This has been a season of plenty for the Board of Control for Cricket in India
This has been a season of plenty for the Board of Control for Cricket in India (BCCI). Lots of cricket action and plenty of controversy — sacking outspoken Mohinder Amarnath as selector, pulling up Mumbai Cricket Association for hosting England’s development squad, allegedly getting other countries to vote for Laxman Sivaramakrishnan to be part of ICC’s Cricket Committee, reportedly using pressure to ensure former ICC chief executive Haroon Lorgat does not hold an important position in Cricket South Africa, spot fixing and now, Pune Warriors accusing the Board of being unsporting.
All this vindicates what cricket sage Richie Benaud has always maintained about cricket being the most controversial game.
Along with controversy has come a degree of shame with a Test player and World Cupper being in custody for alleged spot fixing with two domestic players.
The cynics are hoping for more names with feet of clay to crop up. The manner in which things are escalating, our newspapers and television channels will continue to show us that there is so much to cricket than just the 22-yard battle, the players, administrators et al. So much more that forms a big, black and ugly cloud.
The BCCI can still be proud of the Indian Premier League. Despite all the turmoil, it has survived six seasons. And despite the latest spot-fixing controversy, most people still want to watch it. But that doesn’t mean the future of the tournament is not in doubt.
Some cricket lovers wonder whether the cash-heavy tournament should continue to be part of the cricket season with so much of dirt flying around. IPL will probably continue being part of our lives because no matter how much sleaze we hear about, it is a money-spinner for the BCCI, teams and players. And of course, bookies!

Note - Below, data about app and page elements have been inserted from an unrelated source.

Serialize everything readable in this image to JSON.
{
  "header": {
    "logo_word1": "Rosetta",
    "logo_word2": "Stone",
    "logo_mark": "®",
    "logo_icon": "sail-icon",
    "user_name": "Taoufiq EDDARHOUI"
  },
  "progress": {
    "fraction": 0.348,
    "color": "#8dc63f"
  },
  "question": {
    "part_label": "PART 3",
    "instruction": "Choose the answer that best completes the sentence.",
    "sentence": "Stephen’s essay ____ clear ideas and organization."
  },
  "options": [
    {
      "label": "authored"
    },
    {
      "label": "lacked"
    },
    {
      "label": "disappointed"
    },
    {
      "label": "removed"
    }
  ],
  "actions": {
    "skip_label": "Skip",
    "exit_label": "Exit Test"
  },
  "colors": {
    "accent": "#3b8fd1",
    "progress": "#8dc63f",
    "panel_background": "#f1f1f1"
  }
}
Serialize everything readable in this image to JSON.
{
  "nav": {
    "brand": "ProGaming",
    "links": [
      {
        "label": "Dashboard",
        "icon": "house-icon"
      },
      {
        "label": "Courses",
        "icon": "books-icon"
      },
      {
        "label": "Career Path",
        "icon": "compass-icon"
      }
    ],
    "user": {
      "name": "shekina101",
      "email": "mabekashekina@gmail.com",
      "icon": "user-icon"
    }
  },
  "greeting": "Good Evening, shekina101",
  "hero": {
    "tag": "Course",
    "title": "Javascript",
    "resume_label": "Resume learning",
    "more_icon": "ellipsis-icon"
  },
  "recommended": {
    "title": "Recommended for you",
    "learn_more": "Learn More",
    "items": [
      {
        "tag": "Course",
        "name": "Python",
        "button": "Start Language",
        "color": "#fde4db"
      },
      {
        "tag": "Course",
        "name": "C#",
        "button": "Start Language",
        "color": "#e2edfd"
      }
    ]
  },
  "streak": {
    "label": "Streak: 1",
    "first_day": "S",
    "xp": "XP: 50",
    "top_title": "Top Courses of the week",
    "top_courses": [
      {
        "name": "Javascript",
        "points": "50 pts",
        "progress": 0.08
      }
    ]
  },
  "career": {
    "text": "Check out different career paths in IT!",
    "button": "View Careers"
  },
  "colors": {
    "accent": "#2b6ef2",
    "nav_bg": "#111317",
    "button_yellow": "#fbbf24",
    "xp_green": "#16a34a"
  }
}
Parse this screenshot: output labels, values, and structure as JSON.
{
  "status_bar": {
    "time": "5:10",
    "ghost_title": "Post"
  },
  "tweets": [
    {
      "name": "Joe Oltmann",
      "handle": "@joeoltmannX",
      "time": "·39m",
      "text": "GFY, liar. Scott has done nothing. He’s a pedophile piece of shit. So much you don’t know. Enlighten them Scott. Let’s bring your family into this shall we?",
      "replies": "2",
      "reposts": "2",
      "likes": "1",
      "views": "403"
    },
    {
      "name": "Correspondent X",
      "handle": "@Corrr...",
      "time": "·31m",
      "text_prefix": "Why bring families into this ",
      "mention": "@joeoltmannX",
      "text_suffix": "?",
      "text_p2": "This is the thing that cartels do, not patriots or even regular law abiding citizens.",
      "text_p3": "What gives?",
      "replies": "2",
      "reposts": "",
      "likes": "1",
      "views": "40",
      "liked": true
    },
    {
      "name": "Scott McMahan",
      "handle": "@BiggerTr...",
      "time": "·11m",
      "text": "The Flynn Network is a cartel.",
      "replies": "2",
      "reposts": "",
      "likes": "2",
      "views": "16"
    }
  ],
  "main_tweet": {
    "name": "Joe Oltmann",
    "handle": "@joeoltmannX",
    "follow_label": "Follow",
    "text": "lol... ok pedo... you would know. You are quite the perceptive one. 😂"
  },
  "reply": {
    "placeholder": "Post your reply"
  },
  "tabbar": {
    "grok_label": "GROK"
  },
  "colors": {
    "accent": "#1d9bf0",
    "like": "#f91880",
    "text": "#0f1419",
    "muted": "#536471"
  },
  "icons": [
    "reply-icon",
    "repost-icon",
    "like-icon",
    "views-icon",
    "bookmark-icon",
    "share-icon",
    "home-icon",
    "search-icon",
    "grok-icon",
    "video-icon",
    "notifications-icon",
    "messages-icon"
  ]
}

IPL-bashers don’t have any great chance of victory here as long as the tournament continues to boost the economy. However, if the spot fixing menace cannot be stopped, the BCCI would be well advised to bring the curtain down. While players need to be educated in a more intense fashion about warding off this disease, they must be given extraordinary insulation. What if players are being threatened to co-operate with the evil forces? Do they enjoy enough guarantees that they will not be targeted if they lodge a complaint? Only players and the establishment can answer that. However entertaining and financially attractive the IPL is, it’s not more valuable than dear life.
Cricketers over the years have been lost through weird reasons. The Wisden Book of Cricketers’ Lives has instances of players falling from windows, horses, trains and even a cliff - Australian batting great Stan McCabe for example. Cricket does not want a situation where a young player is killed in evil nexus.
We can’t be naïve and not think about the fear aspect. It is here where the BCCI’s anti-corruption unit and the police should be brain-storming the most even as investigations continue.
Where indulgence by choice is concerned, no matter how many role models young players see around them in the dressing room, it will always boil down to their conscience. What better and sadder example than the spot fixing scandal. Which button is clicked up there is what matters. Old values never go out of fashion and apart from players, team owners/officials should follow the straight and narrow.
Fixing is the most confrontational of all problems in the game. I reproduce below the conversation Australian journalist Phil Wilkins (who broke the first story on cricket corruption in 1995 involving Salim Malik’s attempts to bribe Shane Warne and Tim May) had with his source:
Source: All the players are talking about it. It’s got to get out.
Wilkins: Not another rebel tour?
Source: No, bigger than that
Wilkins: You’re kidding!
Sadly, ‘bigger than that’ has become bigger than everything else.
Clayton Murzello is MiD DAY’s Group Sports Editor